Investors big and small are steeling themselves for the day the Federal Reserve ends its easy money policy, known as QE3. How they and the markets will react to a new environment was a big topic at the Deutsche Bank Global Financial Services Conference in New York this week.
Deutsche Bank Co-Chairman Anshu Jain called the prospect of the withdrawal of liquidity "concerning," but BlackRock CEO Larry Fink was far more sanguine.
There is too much discussion of "when, and if, and how the Federal Reserve will change its policy," Fink said. He does not think it will matter, because the central bank will be measured in tapering its bond-buying, as it has been in selling other assets it accumulated during the financial crisis.
Fink's sentiment was echoed by John Eydenberg, Deutche Bank's global head of financial sponsors. He told CNBC that higher rates should not have a big impact on the private equity market for a number of reasons.
First, Eydenberg expects the surge in initial public offerings to continue through the year. That should allow PE firms to cash in on investments they have made over the past few years. If rates tick higher, he said, the appetite for new offerings should remain robust.

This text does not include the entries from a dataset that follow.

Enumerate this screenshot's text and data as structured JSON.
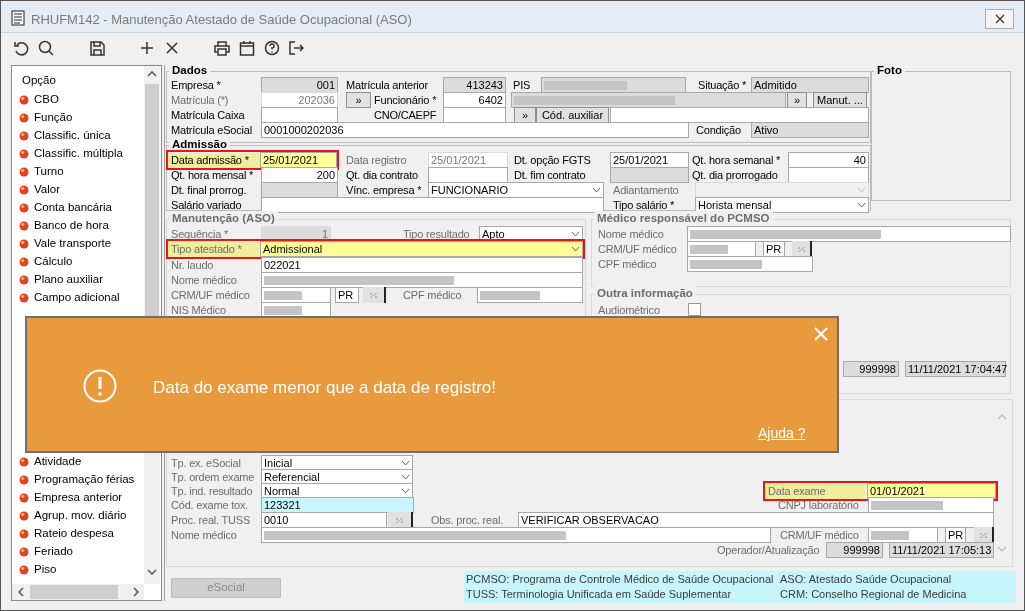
{
  "window": {
    "title": "RHUFM142 - Manutenção Atestado de Saúde Ocupacional (ASO)"
  },
  "sidebar": {
    "header": "Opção",
    "items": [
      {
        "label": "CBO"
      },
      {
        "label": "Função"
      },
      {
        "label": "Classific. única"
      },
      {
        "label": "Classific. múltipla"
      },
      {
        "label": "Turno"
      },
      {
        "label": "Valor"
      },
      {
        "label": "Conta bancária"
      },
      {
        "label": "Banco de hora"
      },
      {
        "label": "Vale transporte"
      },
      {
        "label": "Cálculo"
      },
      {
        "label": "Plano auxiliar"
      },
      {
        "label": "Campo adicional"
      }
    ],
    "items_below": [
      {
        "label": "Atividade"
      },
      {
        "label": "Programação férias"
      },
      {
        "label": "Empresa anterior"
      },
      {
        "label": "Agrup. mov. diário"
      },
      {
        "label": "Rateio despesa"
      },
      {
        "label": "Feriado"
      },
      {
        "label": "Piso"
      }
    ]
  },
  "sections": [
    {
      "title": "Dados",
      "disabled": false,
      "rows": [
        {
          "items": [
            {
              "kind": "label",
              "text": "Empresa *",
              "disabled": false
            },
            {
              "kind": "readonly",
              "value": "001",
              "masked": false,
              "disabled": false
            },
            {
              "kind": "label",
              "text": "Matrícula anterior",
              "disabled": false
            },
            {
              "kind": "readonly",
              "value": "413243",
              "masked": false,
              "disabled": false
            },
            {
              "kind": "label",
              "text": "PIS",
              "disabled": false
            },
            {
              "kind": "readonly",
              "masked": true,
              "disabled": false
            },
            {
              "kind": "label",
              "text": "Situação *",
              "disabled": false
            },
            {
              "kind": "readonly",
              "value": "Admitido",
              "masked": false,
              "disabled": false
            }
          ]
        },
        {
          "items": [
            {
              "kind": "label",
              "text": "Matrícula (*)",
              "disabled": true
            },
            {
              "kind": "field",
              "value": "202036",
              "masked": false,
              "disabled": true
            },
            {
              "kind": "button",
              "text": "»"
            },
            {
              "kind": "label",
              "text": "Funcionário *",
              "disabled": false
            },
            {
              "kind": "field",
              "value": "6402",
              "masked": false,
              "disabled": false
            },
            {
              "kind": "readonly",
              "masked": true,
              "disabled": false
            },
            {
              "kind": "button",
              "text": "»"
            },
            {
              "kind": "button",
              "text": "Manut. ..."
            }
          ]
        },
        {
          "items": [
            {
              "kind": "label",
              "text": "Matrícula Caixa",
              "disabled": false
            },
            {
              "kind": "field",
              "masked": false,
              "disabled": false
            },
            {
              "kind": "label",
              "text": "CNO/CAEPF",
              "disabled": false
            },
            {
              "kind": "field",
              "masked": false,
              "disabled": false
            },
            {
              "kind": "button",
              "text": "»"
            },
            {
              "kind": "button",
              "text": "Cód. auxiliar"
            },
            {
              "kind": "field",
              "masked": false,
              "disabled": false
            }
          ]
        },
        {
          "items": [
            {
              "kind": "label",
              "text": "Matrícula eSocial",
              "disabled": false
            },
            {
              "kind": "field",
              "value": "0001000202036",
              "masked": false,
              "disabled": false
            },
            {
              "kind": "label",
              "text": "Condição",
              "disabled": false
            },
            {
              "kind": "readonly",
              "value": "Ativo",
              "masked": false,
              "disabled": false
            }
          ]
        }
      ]
    },
    {
      "title": "Foto",
      "disabled": false
    },
    {
      "title": "Admissão",
      "disabled": false,
      "rows": [
        {
          "items": [
            {
              "kind": "alert",
              "items": [
                {
                  "kind": "label",
                  "text": "Data admissão *",
                  "disabled": false
                },
                {
                  "kind": "field",
                  "value": "25/01/2021",
                  "masked": false,
                  "disabled": false
                }
              ]
            },
            {
              "kind": "label",
              "text": "Data registro",
              "disabled": true
            },
            {
              "kind": "field",
              "value": "25/01/2021",
              "masked": false,
              "disabled": true
            },
            {
              "kind": "label",
              "text": "Dt. opção FGTS",
              "disabled": false
            },
            {
              "kind": "field",
              "value": "25/01/2021",
              "masked": false,
              "disabled": false
            },
            {
              "kind": "label",
              "text": "Qt. hora semanal *",
              "disabled": false
            },
            {
              "kind": "field",
              "value": "40",
              "masked": false,
              "disabled": false
            }
          ]
        },
        {
          "items": [
            {
              "kind": "label",
              "text": "Qt. hora mensal *",
              "disabled": false
            },
            {
              "kind": "field",
              "value": "200",
              "masked": false,
              "disabled": false
            },
            {
              "kind": "label",
              "text": "Qt. dia contrato",
              "disabled": false
            },
            {
              "kind": "field",
              "masked": false,
              "disabled": false
            },
            {
              "kind": "label",
              "text": "Dt. fim contrato",
              "disabled": false
            },
            {
              "kind": "readonly",
              "masked": false,
              "disabled": false
            },
            {
              "kind": "label",
              "text": "Qt. dia prorrogado",
              "disabled": false
            },
            {
              "kind": "field",
              "masked": false,
              "disabled": false
            }
          ]
        },
        {
          "items": [
            {
              "kind": "label",
              "text": "Dt. final prorrog.",
              "disabled": false
            },
            {
              "kind": "readonly",
              "masked": false,
              "disabled": false
            },
            {
              "kind": "label",
              "text": "Vínc. empresa *",
              "disabled": false
            },
            {
              "kind": "select",
              "value": "FUNCIONARIO",
              "masked": false,
              "disabled": false
            },
            {
              "kind": "label",
              "text": "Adiantamento",
              "disabled": true
            },
            {
              "kind": "select",
              "masked": false,
              "disabled": true
            }
          ]
        },
        {
          "items": [
            {
              "kind": "label",
              "text": "Salário variado",
              "disabled": false
            },
            {
              "kind": "field",
              "masked": false,
              "disabled": false
            },
            {
              "kind": "label",
              "text": "Tipo salário *",
              "disabled": false
            },
            {
              "kind": "select",
              "value": "Horista mensal",
              "masked": false,
              "disabled": false
            }
          ]
        }
      ]
    },
    {
      "title": "Manutenção (ASO)",
      "disabled": true,
      "rows": [
        {
          "items": [
            {
              "kind": "label",
              "text": "Sequência *",
              "disabled": true
            },
            {
              "kind": "readonly",
              "value": "1",
              "masked": false,
              "disabled": true
            },
            {
              "kind": "label",
              "text": "Tipo resultado",
              "disabled": true
            },
            {
              "kind": "select",
              "value": "Apto",
              "masked": false,
              "disabled": false
            }
          ]
        },
        {
          "items": [
            {
              "kind": "alert",
              "items": [
                {
                  "kind": "label",
                  "text": "Tipo atestado *",
                  "disabled": true
                },
                {
                  "kind": "select",
                  "value": "Admissional",
                  "masked": false,
                  "disabled": false
                }
              ]
            }
          ]
        },
        {
          "items": [
            {
              "kind": "label",
              "text": "Nr. laudo",
              "disabled": true
            },
            {
              "kind": "field",
              "value": "022021",
              "masked": false,
              "disabled": false
            }
          ]
        },
        {
          "items": [
            {
              "kind": "label",
              "text": "Nome médico",
              "disabled": true
            },
            {
              "kind": "field",
              "masked": true,
              "disabled": false
            }
          ]
        },
        {
          "items": [
            {
              "kind": "label",
              "text": "CRM/UF médico",
              "disabled": true
            },
            {
              "kind": "field",
              "masked": true,
              "disabled": false
            },
            {
              "kind": "field",
              "value": "PR",
              "masked": false,
              "disabled": false
            },
            {
              "kind": "iconbutton"
            },
            {
              "kind": "label",
              "text": "CPF médico",
              "disabled": true
            },
            {
              "kind": "field",
              "masked": true,
              "disabled": false
            }
          ]
        },
        {
          "items": [
            {
              "kind": "label",
              "text": "NIS Médico",
              "disabled": true
            },
            {
              "kind": "field",
              "masked": true,
              "disabled": false
            }
          ]
        }
      ]
    },
    {
      "title": "Médico responsável do PCMSO",
      "disabled": true,
      "rows": [
        {
          "items": [
            {
              "kind": "label",
              "text": "Nome médico",
              "disabled": true
            },
            {
              "kind": "field",
              "masked": true,
              "disabled": false
            }
          ]
        },
        {
          "items": [
            {
              "kind": "label",
              "text": "CRM/UF médico",
              "disabled": true
            },
            {
              "kind": "field",
              "masked": true,
              "disabled": false
            },
            {
              "kind": "field",
              "value": "PR",
              "masked": false,
              "disabled": false
            },
            {
              "kind": "iconbutton"
            }
          ]
        },
        {
          "items": [
            {
              "kind": "label",
              "text": "CPF médico",
              "disabled": true
            },
            {
              "kind": "field",
              "masked": true,
              "disabled": false
            }
          ]
        }
      ]
    },
    {
      "title": "Outra informação",
      "disabled": true,
      "rows": [
        {
          "items": [
            {
              "kind": "label",
              "text": "Audiométrico",
              "disabled": true
            },
            {
              "kind": "check",
              "checked": false
            }
          ]
        },
        {
          "items": [
            {
              "kind": "readonly",
              "value": "999998",
              "masked": false,
              "disabled": false
            },
            {
              "kind": "readonly",
              "value": "11/11/2021 17:04:47",
              "masked": false,
              "disabled": false
            }
          ]
        }
      ]
    },
    {
      "disabled": true,
      "rows": [
        {
          "items": [
            {
              "kind": "label",
              "text": "Tp. ex. eSocial",
              "disabled": true
            },
            {
              "kind": "select",
              "value": "Inicial",
              "masked": false,
              "disabled": false
            }
          ]
        },
        {
          "items": [
            {
              "kind": "label",
              "text": "Tp. ordem exame",
              "disabled": true
            },
            {
              "kind": "select",
              "value": "Referencial",
              "masked": false,
              "disabled": false
            }
          ]
        },
        {
          "items": [
            {
              "kind": "label",
              "text": "Tp. ind. resultado",
              "disabled": true
            },
            {
              "kind": "select",
              "value": "Normal",
              "masked": false,
              "disabled": false
            },
            {
              "kind": "alert",
              "items": [
                {
                  "kind": "label",
                  "text": "Data exame",
                  "disabled": true
                },
                {
                  "kind": "field",
                  "value": "01/01/2021",
                  "masked": false,
                  "disabled": false
                }
              ]
            }
          ]
        },
        {
          "items": [
            {
              "kind": "label",
              "text": "Cód. exame tox.",
              "disabled": true
            },
            {
              "kind": "active",
              "value": "123321",
              "masked": false,
              "disabled": false
            },
            {
              "kind": "label",
              "text": "CNPJ laboratório",
              "disabled": true
            },
            {
              "kind": "field",
              "masked": true,
              "disabled": false
            }
          ]
        },
        {
          "items": [
            {
              "kind": "label",
              "text": "Proc. real. TUSS",
              "disabled": true
            },
            {
              "kind": "field",
              "value": "0010",
              "masked": false,
              "disabled": false
            },
            {
              "kind": "iconbutton"
            },
            {
              "kind": "label",
              "text": "Obs. proc. real.",
              "disabled": true
            },
            {
              "kind": "field",
              "value": "VERIFICAR OBSERVACAO",
              "masked": false,
              "disabled": false
            }
          ]
        },
        {
          "items": [
            {
              "kind": "label",
              "text": "Nome médico",
              "disabled": true
            },
            {
              "kind": "field",
              "masked": true,
              "disabled": false
            },
            {
              "kind": "label",
              "text": "CRM/UF médico",
              "disabled": true
            },
            {
              "kind": "field",
              "masked": true,
              "disabled": false
            },
            {
              "kind": "field",
              "value": "PR",
              "masked": false,
              "disabled": false
            },
            {
              "kind": "iconbutton"
            }
          ]
        },
        {
          "items": [
            {
              "kind": "label",
              "text": "Operador/Atualização",
              "disabled": true
            },
            {
              "kind": "readonly",
              "value": "999998",
              "masked": false,
              "disabled": false
            },
            {
              "kind": "readonly",
              "value": "11/11/2021 17:05:13",
              "masked": false,
              "disabled": false
            }
          ]
        }
      ]
    }
  ],
  "esocial_button": {
    "text": "eSocial",
    "disabled": true
  },
  "legend": [
    "PCMSO: Programa de Controle Médico de Saúde Ocupacional",
    "ASO: Atestado Saúde Ocupacional",
    "TUSS: Terminologia Unificada em Saúde Suplementar",
    "CRM: Conselho Regional de Medicina"
  ],
  "toast": {
    "message": "Data do exame menor que a data de registro!",
    "help_link": "Ajuda ?"
  }
}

Second, even if rates rise a few percentage points, they will still be below average on a historical basis, Eydenberg said. So leveraged buyouts, or takeovers funded by high-yield debt, should make sense for a number of companies even if investors hit the pause button to assess rates' impact on the markets.